Wednesday, August 19, 2009

The Ravenor Omnibus

Dan Abnett's Ravenor Trilogy

I devoured through this omnibus, 900 pages, like a rabid warp daemon in just barely a week. Following up the excellent Eisenhorn omnibus not that long ago, I plopped down for this one as soon as I heard it was coming out confident it'd also be a good read. Also for a mere ten bucks (or so), it's an even better deal than most.

I'm going to not draw too many comparisons between this trilogy and Eisenhorn. With all of their similarities, very similar, they read very differently. Eisenhorn focused mainly on the man himself, his rise and fall as an Inquisitor. Now about Ravenor, yes it is largely about Gideon Ravenor, but moreso about his acolytes and retinue.

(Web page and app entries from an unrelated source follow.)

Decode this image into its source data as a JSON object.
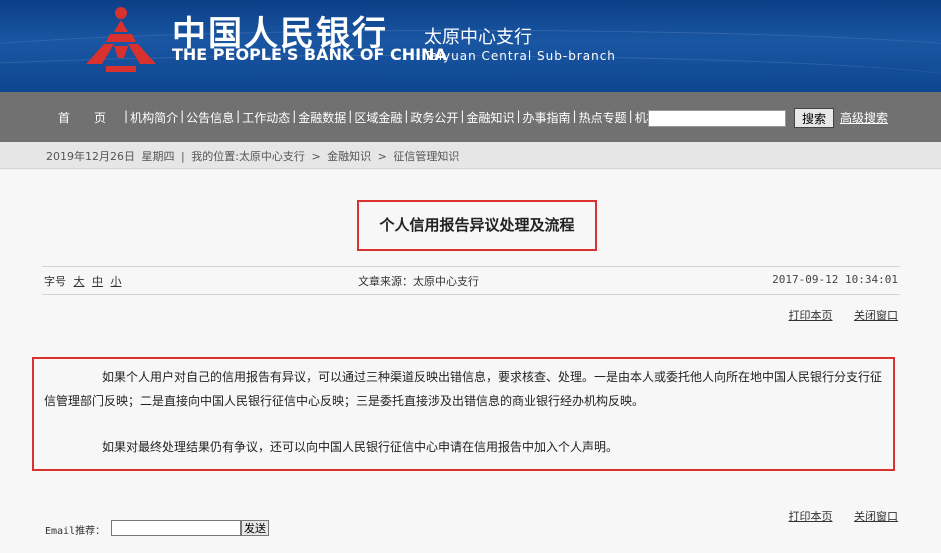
{
  "header": {
    "bank_name_cn": "中国人民银行",
    "bank_name_en": "THE PEOPLE'S BANK OF CHINA",
    "branch_cn": "太原中心支行",
    "branch_en": "Taiyuan  Central  Sub-branch",
    "logo_icon": "pboc-logo-icon",
    "colors": {
      "banner": "#1a56a3",
      "logo_red": "#d8312e"
    }
  },
  "nav": {
    "items": [
      "首　　页",
      "机构简介",
      "公告信息",
      "工作动态",
      "金融数据",
      "区域金融",
      "政务公开",
      "金融知识",
      "办事指南",
      "热点专题",
      "机构领导"
    ],
    "separator": "|",
    "search_button": "搜索",
    "advanced_search": "高级搜索"
  },
  "breadcrumb": {
    "date": "2019年12月26日",
    "weekday": "星期四",
    "separator": "|",
    "location_label": "我的位置:",
    "path": [
      "太原中心支行",
      "金融知识",
      "征信管理知识"
    ],
    "arrow": ">"
  },
  "article": {
    "title": "个人信用报告异议处理及流程",
    "font_size_label": "字号",
    "font_sizes": [
      "大",
      "中",
      "小"
    ],
    "source": "文章来源：太原中心支行",
    "datetime": "2017-09-12 10:34:01",
    "print_label": "打印本页",
    "close_label": "关闭窗口",
    "paragraphs": [
      "如果个人用户对自己的信用报告有异议，可以通过三种渠道反映出错信息，要求核查、处理。一是由本人或委托他人向所在地中国人民银行分支行征信管理部门反映；二是直接向中国人民银行征信中心反映；三是委托直接涉及出错信息的商业银行经办机构反映。",
      "如果对最终处理结果仍有争议，还可以向中国人民银行征信中心申请在信用报告中加入个人声明。"
    ],
    "highlight_color": "#d8312e"
  },
  "email": {
    "label": "Email推荐：",
    "send_button": "发送"
  }
}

The time frame across the trilogy at its core is just about a year at most, but a good six months of that time is spent in transit, or recuperating, or the like. There is a definite plot that weaves through each novel, and instead of each novel reading on its own, they weave together nicely for a much larger tale. The acolytes are great, and Abnett really delves into each and every one of them. At first, I thought it would suffer from 'Lost' syndrome, and have way too many main characters, but he handled them well and the number was just right.

As far as a primer goes for a 40k newbie goes getting into Dark Heresy, I would recommend this trilogy over Eisenhorn actually. The chemistry and skills of the team work together in harmony to infiltrate criminal underworlds, hack systems, fight heretics, and basically kick arse in the name of the Emperor. Through these very skilled, but also much human characters, you feel closer to the action, and the danger threat is much more real. The big draw to the trilogy for me was also how almost nothing ever went according to plan. Seriously, I wouldn't call Ravenor and his crew "bumbling", but man, every time they had a plan, it got screwed up...bad. This usually meant someone getting the jump on them in a very bad way. Speaking of which, Abnett doesn't pull any punches with his characters. His portrayal of life in the Inquisition is hard and fast, and often it is very gritty and brutal.

If you read Eisenhorn, you've probably already read these, if not, it's no big deal, Eisenhorn is not a prerequisite. The action is well written, and there is a great cop-drama vibe throughout with a hefty helping of dark occult activity. You'll be invested in the myriad of characters, and though I've understated him somewhat, the namesake character, Ravenor, is pretty darn cool. It's a good read, and even though it's as thick as a phonebook, it's a surprisingly fast read to boot. A couple of short stories bookend the middle book, and each one really added to the overall story. One was an origin story of one Ravenor's trusted acolytes, and the other one takes place chronologically between the first and second book and has a surprising guest star in it. It's a great journey furthering the world of the Inquisitor and their fight against the ruinous powers, I highly recommend it for casual and hardcore fans alike.


  1. Good review mate! Having read Eisenhorn I'm now on Ravenor Returned, which I am enjoying. I however have bought the books individually. Am I right in thinking that there is an extra mini-story in the Omnibus? How good is that? Worth getting the book for?


  2. Why the hell is everybody reading Eisenhorn and Ravenor RIGHT BEFORE I GM OUR DARK HERESY GAME? I can't live up to the hype...

  3. Dude, I'm reading them *because* of your pending DH campaign! No pressure!

    @sovietspace: Yes, actually, there's not one, but two short stories in the omnibus. One is the origin story od Patience Kys, which is awesome. The other is a brief encounter with someone thought lost to the group. Both are worth reading...

  4. So, we get a cameo guest star in the second short story? I've already got the trilogy separately, but I'm going to have to check it out just to catch up with the 'old friend.'

    I honestly liked Eisenhorn a bit more, just because we got more focus on The Man. Ravenor definetly weaves together a more coherent story, but it trades the story for more character development there. I liked some of Ravenor's bunch, but I never got invested in them the same way I got invested in Eisenhorn.

    And while his crew is very competent, they're also dealing with big nasties in the book, and I don't think anything ever actually goes according to plan for Ravenor. Things move from bad to worse to surprised to brutal for him.

    Still, I'd highly recommend it as a primer for DH or the Inquisition side of life of 40k in general.

  5. thanks for the confirmation i had suspected...glad i bought ravenor and stuck with it....eisenhorn can come along later....after i finish the omnibus of ravenor...where in the SEast are you hailing from...? original alabaman/mississippian here!

  6. No problem, excellent book! I'm in east TN, your neighbor to the north!